Half a croissant, on a plate, with a sign in front of it saying '50c'
h a l f b a k e r y
Chewable.

idea: add, search, annotate, link, view, overview, recent, by name, random

meta: news, help, about, links, report a problem

account: browse anonymously, or get an account and write.

user:
pass:
register,


                 

conductive putty connections

 
(+3, -3)
  [vote for,
against]

several things in computers and other electronic devices are soldered in place. That in itself isn't so bad but if the soldered connection is between a wire or circuit board and a cable hookup or a battery contact, the soldered connection may brake, causing the device to lose power or a USB port to stop working, or work intermittently-i.e. you have to jiggle the cord in it's socket to make it work. this is more likely to happen in portable devices because they are subject to being bumped around in a backpack, have the charger cords accidentally tripped over, dropped with headphones still connected, etc.

Conductive putty to the rescue! Basically this conductive putty will be the consistency of silly putty or play dough, but will be mixed with some sort of conductive material, in such a way that even when the putty dries up, it will still conduct electricity. If connections need to be made in close proximity to each other, there will be a spacer to avoid the risk of a short circuit. This type of connection will be used in areas subject to stress during normal use (such as a battery contact or cable connector) to extend the life of the device-that alone is probably the reason that electronics companies don't do this! :D The conductive putty will not only reduce the likelyhood of bad connections, but make them easier to fix if they do occur. This putty could be sold in electronic supply stores and in home improvement places, and over the internet-same places you would buy soldering supplies in the real world.

Dickcheney6, Mar 28 2009

AREMCO catalog http://www.aremco.com/a8.html
I think what you describe is actually A-615, which for some reason isn't listed. [jutta, Mar 28 2009]

Dow Corning's catalog entry http://www.dowcorni...ronics_daa_ecov.asp
[jutta, Mar 28 2009]

(?) Long-Xin Chemicals http://www.long-xin...ages/product29e.htm
"It’s a kind of necessary material in making up drawback of metal." [jutta, Mar 28 2009]

Goophene: Hypersensitive Graphene Sensors https://www.instruc...e-Graphene-Sensors/
An interesting application of conductive putty.
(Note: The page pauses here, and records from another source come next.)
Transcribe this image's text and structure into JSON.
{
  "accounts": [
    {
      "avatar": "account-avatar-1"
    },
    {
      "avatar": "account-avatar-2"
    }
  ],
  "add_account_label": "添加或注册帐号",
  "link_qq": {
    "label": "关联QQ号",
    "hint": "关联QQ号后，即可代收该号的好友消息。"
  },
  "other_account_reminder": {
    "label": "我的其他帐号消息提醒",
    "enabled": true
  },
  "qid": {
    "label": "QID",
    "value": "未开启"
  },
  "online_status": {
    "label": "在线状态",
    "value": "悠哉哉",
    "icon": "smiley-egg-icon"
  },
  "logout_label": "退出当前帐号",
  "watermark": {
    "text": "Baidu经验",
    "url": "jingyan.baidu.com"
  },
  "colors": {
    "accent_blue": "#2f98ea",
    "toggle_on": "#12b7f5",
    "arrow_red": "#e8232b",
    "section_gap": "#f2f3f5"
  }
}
Also read the unrelated instructable called "Fiber-Optic Jungle Insect Traffic Taster" from the same person [notexactly, Apr 11 2019]

[link]






       This exists, pretty much in the way you describe - I guess the links were harder to find than I expected. I disagree with some of your materials claims, and would think that soldered connections outlive putty-based ones.
jutta, Mar 28 2009
  

       So this is for patching bad solder points? Soldering isn't that hard, you know.   

       Once I had a CPU die due to accidental bridging of connections with the thermal compound which was conductive (resulting from the installer {not me} putting far too much compound on and the subsequent slow spreading of the compound). I now use non-conductive compound as a precaution.   

       The same company makes an adhesive version of the compound.
Spacecoyote, Mar 28 2009
  

       //So this is for patching bad solder points? Soldering isn't that hard, you know.//   

       No- what if electronics manufacturers actually made connections with this putty instead of solder when they're building the device to reduce the likelyhood of having to repair broken connections down the road.
Dickcheney6, Mar 29 2009
  

       Solid soldered (I wonder - do the british pronounce that L?) connections are inflexible and so relatively brittle - movement from a drop or a strike will either break the connection or it will not break. A flexible connection might move a little bit with every impact (eg: footsteps) and so become less and less robust over time. Eventually the hole in the putty will be big and the wire will move about within it. The solution would be to have a putty that slowly flows and so repairs itself. One would then risk putty creep at SpaceCoyote describes, and the object would probablybe less thermally tolerant because heat would speed creep.
bungston, Mar 29 2009
  
      
[annotate]
  


 

back: main index

business  computer  culture  fashion  food  halfbakery  home  other  product  public  science  sport  vehicle